## TASK DIRECTIONS
Could you return all of the records exactly, minus their images?
---------------
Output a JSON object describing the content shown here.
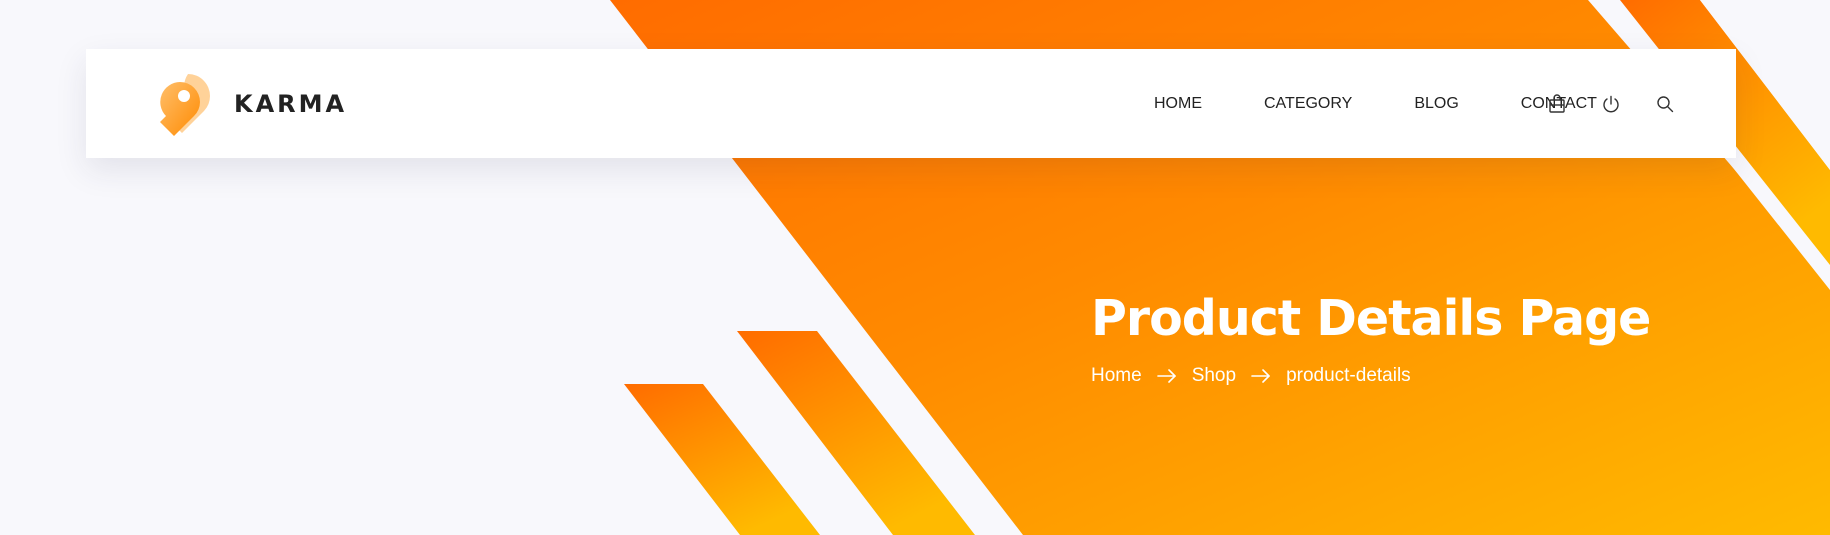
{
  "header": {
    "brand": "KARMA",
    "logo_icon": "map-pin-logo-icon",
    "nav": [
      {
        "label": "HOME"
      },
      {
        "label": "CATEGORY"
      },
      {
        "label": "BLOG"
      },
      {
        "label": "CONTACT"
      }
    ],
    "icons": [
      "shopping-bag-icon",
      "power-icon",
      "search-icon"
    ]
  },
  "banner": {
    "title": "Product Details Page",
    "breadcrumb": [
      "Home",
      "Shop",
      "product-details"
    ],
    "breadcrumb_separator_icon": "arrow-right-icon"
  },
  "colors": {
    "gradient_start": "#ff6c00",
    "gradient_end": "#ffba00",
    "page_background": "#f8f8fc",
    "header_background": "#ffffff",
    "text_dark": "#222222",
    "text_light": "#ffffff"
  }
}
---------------
## RESPONSE FOR THIS EXERCISE
Output a JSON object describing the content shown here.
{
  "header": {
    "brand": "KARMA",
    "logo_icon": "map-pin-logo-icon",
    "nav": [
      {
        "label": "HOME"
      },
      {
        "label": "CATEGORY"
      },
      {
        "label": "BLOG"
      },
      {
        "label": "CONTACT"
      }
    ],
    "icons": [
      "shopping-bag-icon",
      "power-icon",
      "search-icon"
    ]
  },
  "banner": {
    "title": "Product Details Page",
    "breadcrumb": [
      "Home",
      "Shop",
      "product-details"
    ],
    "breadcrumb_separator_icon": "arrow-right-icon"
  },
  "colors": {
    "gradient_start": "#ff6c00",
    "gradient_end": "#ffba00",
    "page_background": "#f8f8fc",
    "header_background": "#ffffff",
    "text_dark": "#222222",
    "text_light": "#ffffff"
  }
}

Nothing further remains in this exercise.